#### [Records from a collection]
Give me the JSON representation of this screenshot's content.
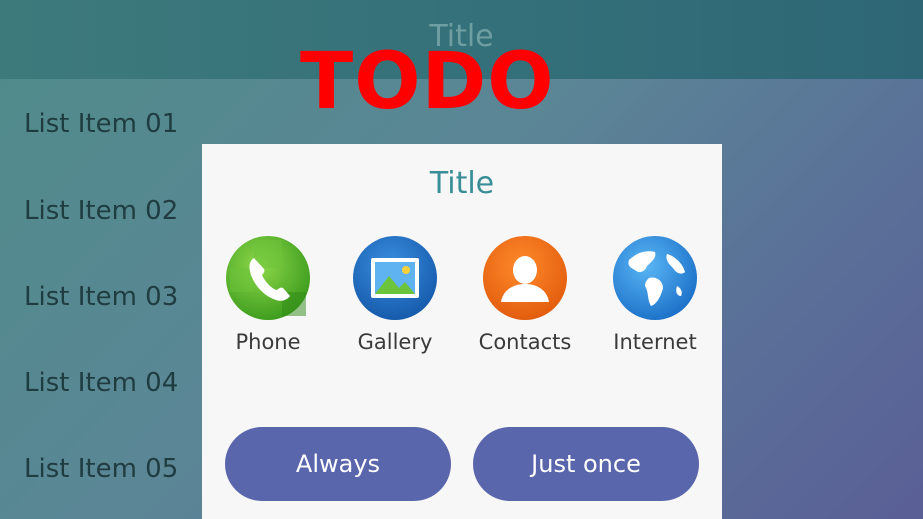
{
  "header": {
    "title": "Title"
  },
  "list": {
    "items": [
      {
        "label": "List Item 01"
      },
      {
        "label": "List Item 02"
      },
      {
        "label": "List Item 03"
      },
      {
        "label": "List Item 04"
      },
      {
        "label": "List Item 05"
      }
    ]
  },
  "overlay": {
    "todo_text": "TODO"
  },
  "popup": {
    "title": "Title",
    "apps": [
      {
        "label": "Phone",
        "icon": "phone-icon"
      },
      {
        "label": "Gallery",
        "icon": "gallery-icon"
      },
      {
        "label": "Contacts",
        "icon": "contacts-icon"
      },
      {
        "label": "Internet",
        "icon": "internet-icon"
      }
    ],
    "buttons": {
      "always": "Always",
      "just_once": "Just once"
    }
  },
  "colors": {
    "accent": "#3a8e97",
    "button": "#5a66ac",
    "todo": "#ff0000"
  }
}
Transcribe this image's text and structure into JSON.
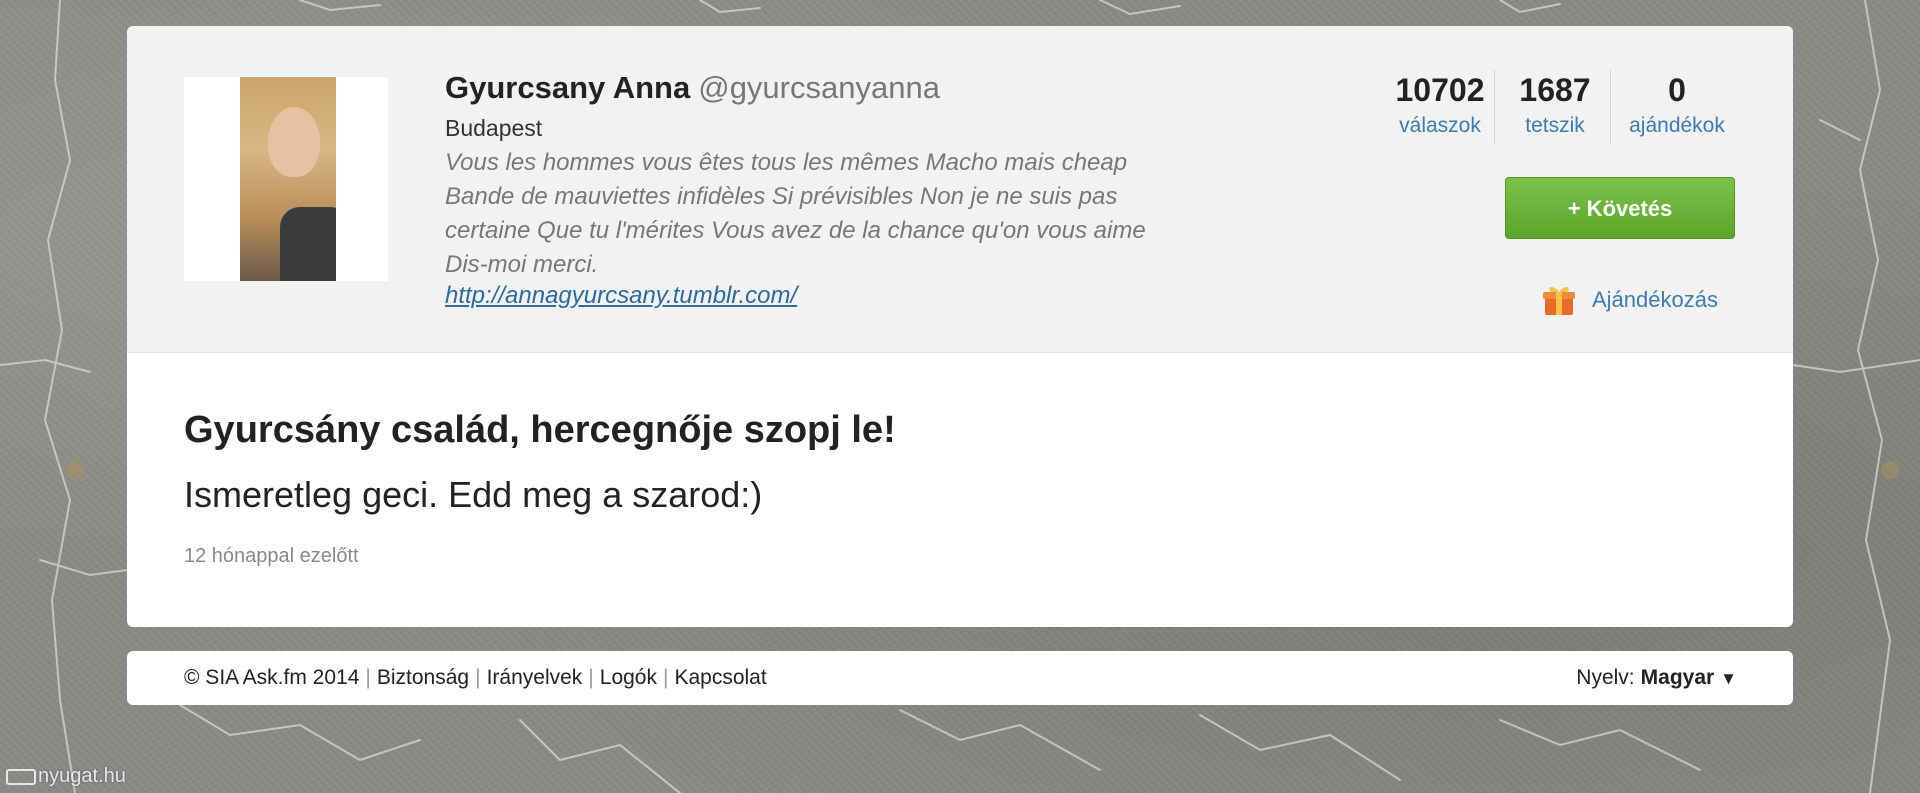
{
  "profile": {
    "name": "Gyurcsany Anna",
    "handle": "@gyurcsanyanna",
    "location": "Budapest",
    "bio": "Vous les hommes vous êtes tous les mêmes Macho mais cheap Bande de mauviettes infidèles Si prévisibles Non je ne suis pas certaine Que tu l'mérites Vous avez de la chance qu'on vous aime Dis-moi merci.",
    "link": "http://annagyurcsany.tumblr.com/"
  },
  "stats": [
    {
      "value": "10702",
      "label": "válaszok"
    },
    {
      "value": "1687",
      "label": "tetszik"
    },
    {
      "value": "0",
      "label": "ajándékok"
    }
  ],
  "actions": {
    "follow_label": "+ Követés",
    "gift_label": "Ajándékozás"
  },
  "post": {
    "question": "Gyurcsány család, hercegnője szopj le!",
    "answer": "Ismeretleg geci. Edd meg a szarod:)",
    "time": "12 hónappal ezelőtt"
  },
  "footer": {
    "copyright": "© SIA Ask.fm 2014",
    "links": [
      "Biztonság",
      "Irányelvek",
      "Logók",
      "Kapcsolat"
    ],
    "language_label": "Nyelv:",
    "language_value": "Magyar",
    "language_caret": "▼"
  },
  "watermark": "nyugat.hu",
  "colors": {
    "link_blue": "#3e7bb0",
    "follow_green": "#5aa52b",
    "header_bg": "#f2f2f2"
  },
  "icons": {
    "gift": "gift-icon",
    "avatar": "profile-photo",
    "watermark": "camera-icon"
  }
}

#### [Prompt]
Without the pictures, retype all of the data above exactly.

#### [Solution for this task]
Give me the JSON representation of this screenshot's content.
{
  "header": {
    "title": "Title"
  },
  "list": {
    "items": [
      {
        "label": "List Item 01"
      },
      {
        "label": "List Item 02"
      },
      {
        "label": "List Item 03"
      },
      {
        "label": "List Item 04"
      },
      {
        "label": "List Item 05"
      }
    ]
  },
  "overlay": {
    "todo_text": "TODO"
  },
  "popup": {
    "title": "Title",
    "apps": [
      {
        "label": "Phone",
        "icon": "phone-icon"
      },
      {
        "label": "Gallery",
        "icon": "gallery-icon"
      },
      {
        "label": "Contacts",
        "icon": "contacts-icon"
      },
      {
        "label": "Internet",
        "icon": "internet-icon"
      }
    ],
    "buttons": {
      "always": "Always",
      "just_once": "Just once"
    }
  },
  "colors": {
    "accent": "#3a8e97",
    "button": "#5a66ac",
    "todo": "#ff0000"
  }
}
Transcribe this image's text and structure into JSON.
{
  "profile": {
    "name": "Gyurcsany Anna",
    "handle": "@gyurcsanyanna",
    "location": "Budapest",
    "bio": "Vous les hommes vous êtes tous les mêmes Macho mais cheap Bande de mauviettes infidèles Si prévisibles Non je ne suis pas certaine Que tu l'mérites Vous avez de la chance qu'on vous aime Dis-moi merci.",
    "link": "http://annagyurcsany.tumblr.com/"
  },
  "stats": [
    {
      "value": "10702",
      "label": "válaszok"
    },
    {
      "value": "1687",
      "label": "tetszik"
    },
    {
      "value": "0",
      "label": "ajándékok"
    }
  ],
  "actions": {
    "follow_label": "+ Követés",
    "gift_label": "Ajándékozás"
  },
  "post": {
    "question": "Gyurcsány család, hercegnője szopj le!",
    "answer": "Ismeretleg geci. Edd meg a szarod:)",
    "time": "12 hónappal ezelőtt"
  },
  "footer": {
    "copyright": "© SIA Ask.fm 2014",
    "links": [
      "Biztonság",
      "Irányelvek",
      "Logók",
      "Kapcsolat"
    ],
    "language_label": "Nyelv:",
    "language_value": "Magyar",
    "language_caret": "▼"
  },
  "watermark": "nyugat.hu",
  "colors": {
    "link_blue": "#3e7bb0",
    "follow_green": "#5aa52b",
    "header_bg": "#f2f2f2"
  },
  "icons": {
    "gift": "gift-icon",
    "avatar": "profile-photo",
    "watermark": "camera-icon"
  }
}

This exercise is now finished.